While the importance of old trees and ancient forests as reservoirs of carbon is well established, their capacity to respond to changing climate and rising atmospheric carbon dioxide is poorly understood. We used a combined dendrochronological and tree mapping approach to reconstruct whole-tree wood production for the past two centuries for individual redwood (Sequoia sempervirens) trees in a range of height and size classes in the tallest known forest, at Humboldt Redwoods State Park, California. We used the historical climate record to examine the influence on tree growth of climate variables and CO2. We tested the role of CO2 by regressing the magnitude of growth response in paired dry or wet years against the difference in CO2 concentration for the same pair of years.

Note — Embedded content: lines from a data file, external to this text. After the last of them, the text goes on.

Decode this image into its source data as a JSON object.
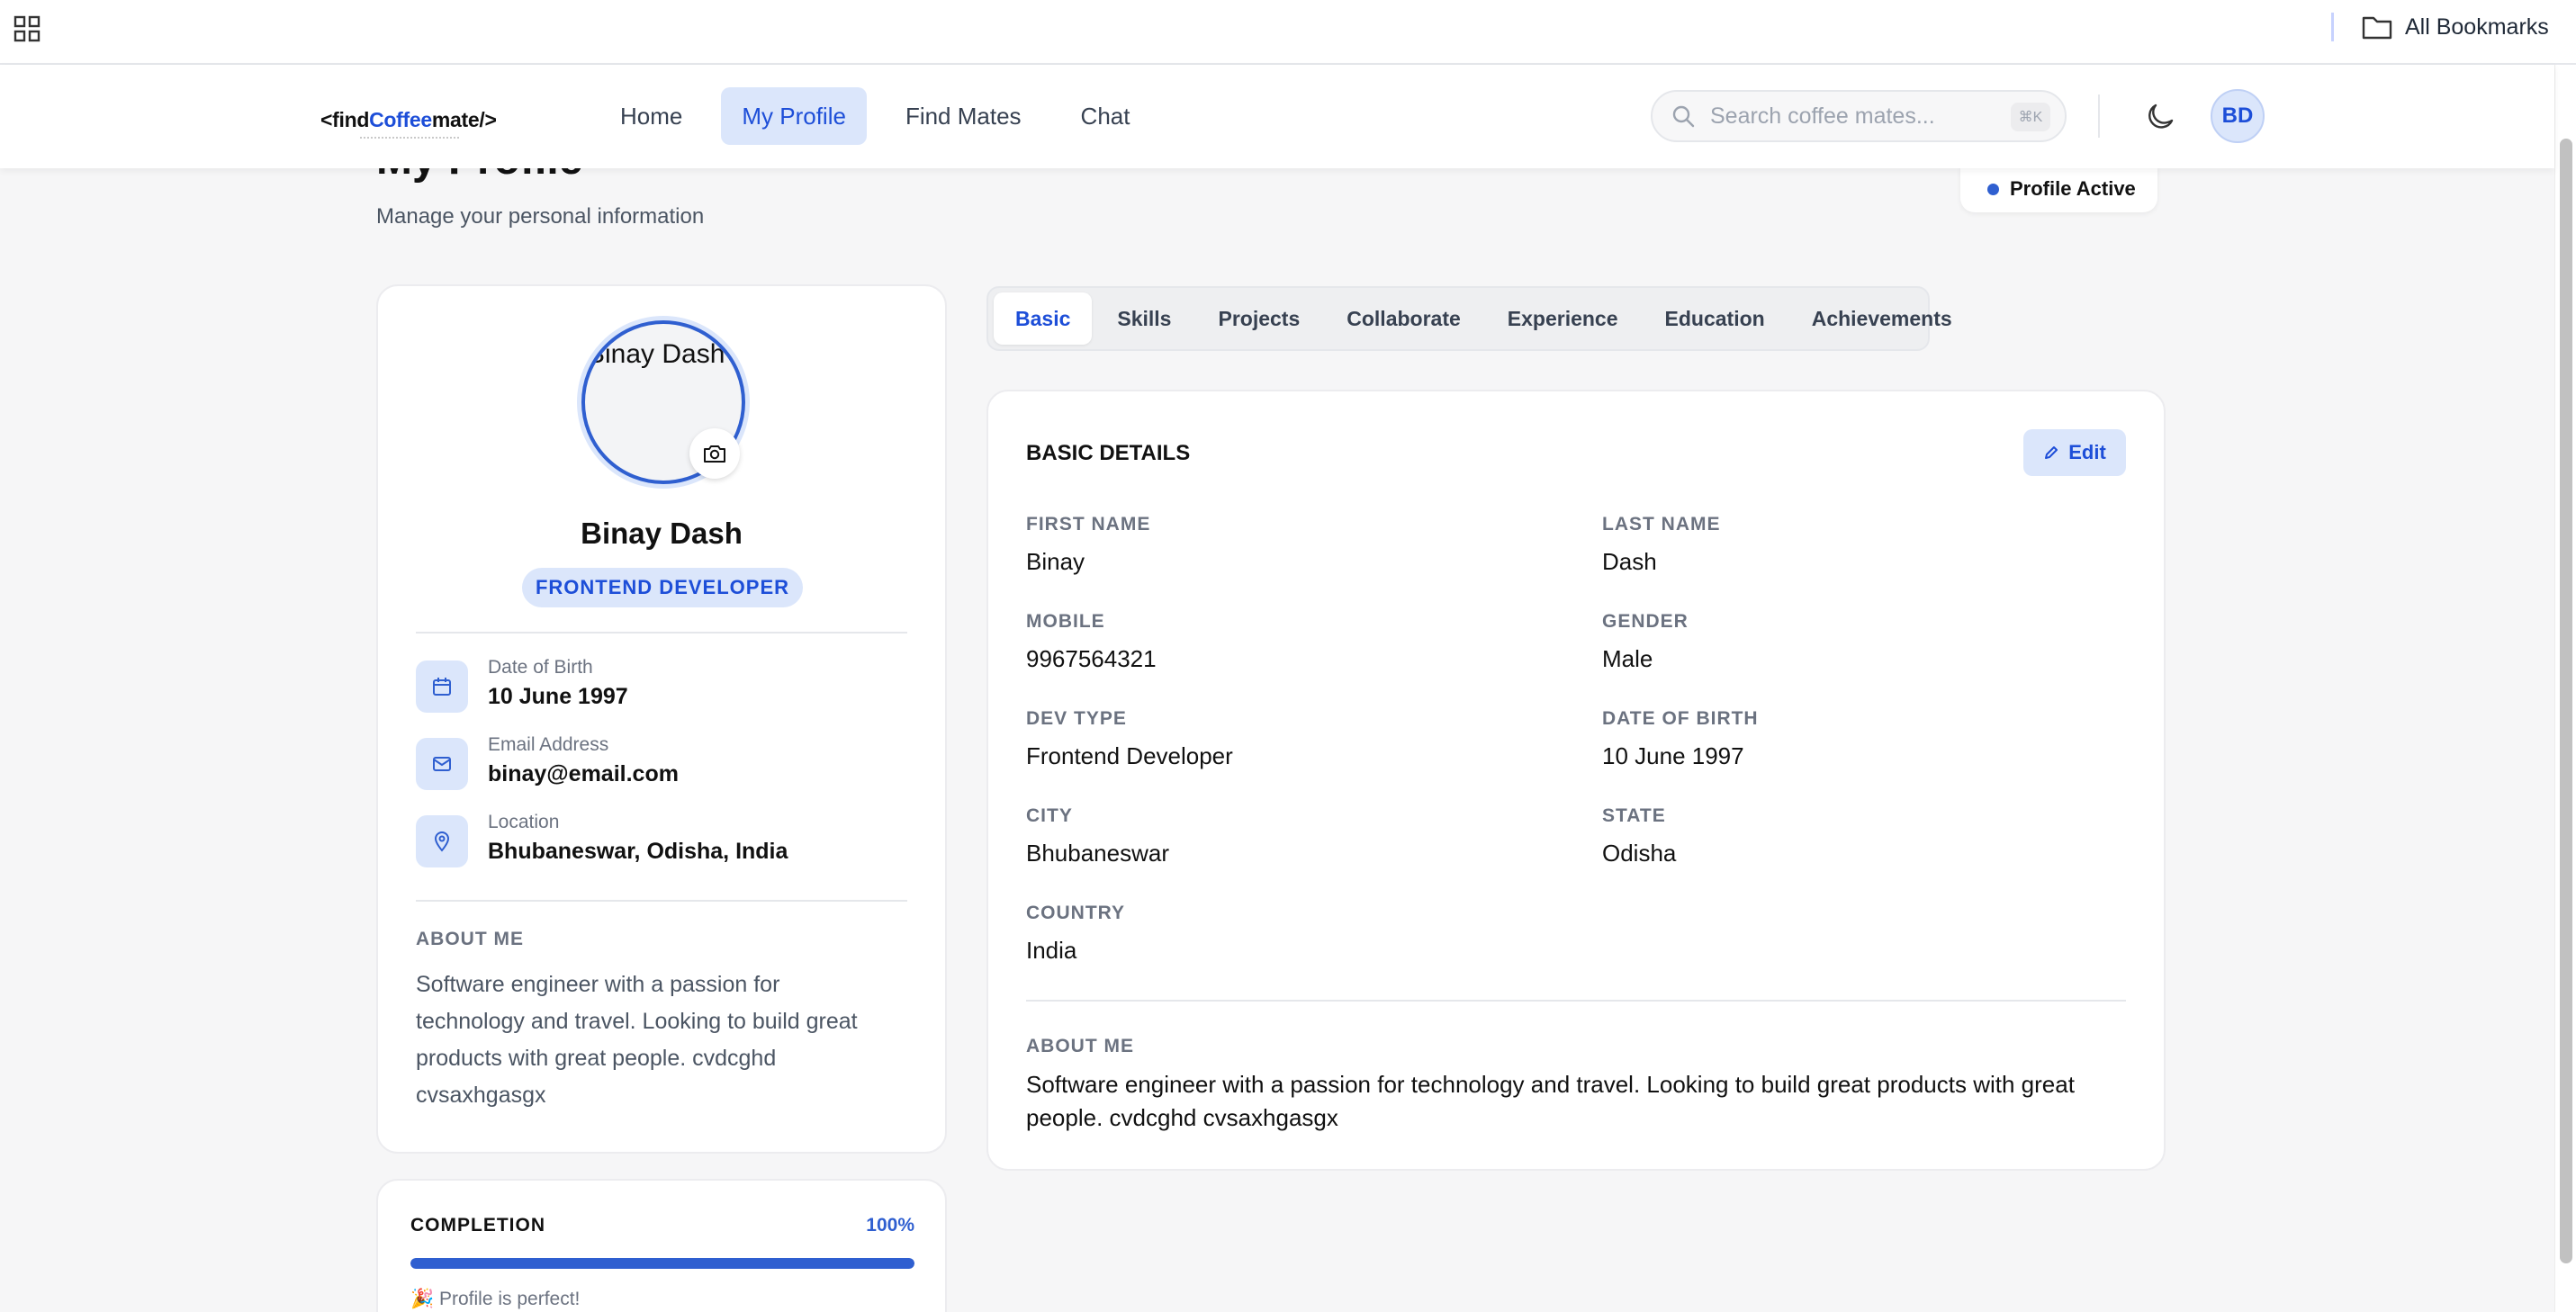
{
  "browser": {
    "all_bookmarks_label": "All Bookmarks"
  },
  "header": {
    "logo_prefix": "<find",
    "logo_brand": "Coffee",
    "logo_suffix": "mate/>",
    "nav": [
      {
        "label": "Home",
        "active": false
      },
      {
        "label": "My Profile",
        "active": true
      },
      {
        "label": "Find Mates",
        "active": false
      },
      {
        "label": "Chat",
        "active": false
      }
    ],
    "search_placeholder": "Search coffee mates...",
    "search_shortcut": "⌘K",
    "user_initials": "BD"
  },
  "page": {
    "title": "My Profile",
    "subtitle": "Manage your personal information",
    "status": "Profile Active"
  },
  "profile": {
    "photo_alt": "Binay Dash",
    "name": "Binay Dash",
    "role": "FRONTEND DEVELOPER",
    "info": [
      {
        "label": "Date of Birth",
        "value": "10 June 1997",
        "icon": "calendar-icon"
      },
      {
        "label": "Email Address",
        "value": "binay@email.com",
        "icon": "mail-icon"
      },
      {
        "label": "Location",
        "value": "Bhubaneswar, Odisha, India",
        "icon": "map-pin-icon"
      }
    ],
    "about_label": "ABOUT ME",
    "about": "Software engineer with a passion for technology and travel. Looking to build great products with great people. cvdcghd cvsaxhgasgx"
  },
  "completion": {
    "title": "COMPLETION",
    "percent_label": "100%",
    "percent": 100,
    "message": "🎉 Profile is perfect!"
  },
  "tabs": [
    {
      "label": "Basic",
      "active": true
    },
    {
      "label": "Skills",
      "active": false
    },
    {
      "label": "Projects",
      "active": false
    },
    {
      "label": "Collaborate",
      "active": false
    },
    {
      "label": "Experience",
      "active": false
    },
    {
      "label": "Education",
      "active": false
    },
    {
      "label": "Achievements",
      "active": false
    }
  ],
  "details": {
    "title": "BASIC DETAILS",
    "edit_label": "Edit",
    "fields": {
      "first_name": {
        "label": "FIRST NAME",
        "value": "Binay"
      },
      "last_name": {
        "label": "LAST NAME",
        "value": "Dash"
      },
      "mobile": {
        "label": "MOBILE",
        "value": "9967564321"
      },
      "gender": {
        "label": "GENDER",
        "value": "Male"
      },
      "dev_type": {
        "label": "DEV TYPE",
        "value": "Frontend Developer"
      },
      "dob": {
        "label": "DATE OF BIRTH",
        "value": "10 June 1997"
      },
      "city": {
        "label": "CITY",
        "value": "Bhubaneswar"
      },
      "state": {
        "label": "STATE",
        "value": "Odisha"
      },
      "country": {
        "label": "COUNTRY",
        "value": "India"
      }
    },
    "about_label": "ABOUT ME",
    "about": "Software engineer with a passion for technology and travel. Looking to build great products with great people. cvdcghd cvsaxhgasgx"
  },
  "colors": {
    "accent": "#2f5fd0",
    "accent_soft": "#dbe6fb",
    "page_bg": "#f6f6f7"
  }
}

Individual tree wood volume growth was greatest in the largest trees. When scaled to the stand level, wood production has increased by at least 15% from the first half of the 19th century to the recent half century, with the most pronounced increase occurring since 1960. Variation in atmospheric CO2 explained 65% of the growth difference between paired recent and past dry years, and 50% of the growth difference between paired recent and past wet years. Consistent with elements of increasing hydraulic limitation in taller trees, the relative CO2 enhancement of growth increased with tree height and was greater in dry years than wet years. Our results demonstrate that extremely large and old trees continue to grow rapidly and retain high growth sensitivity to external factors.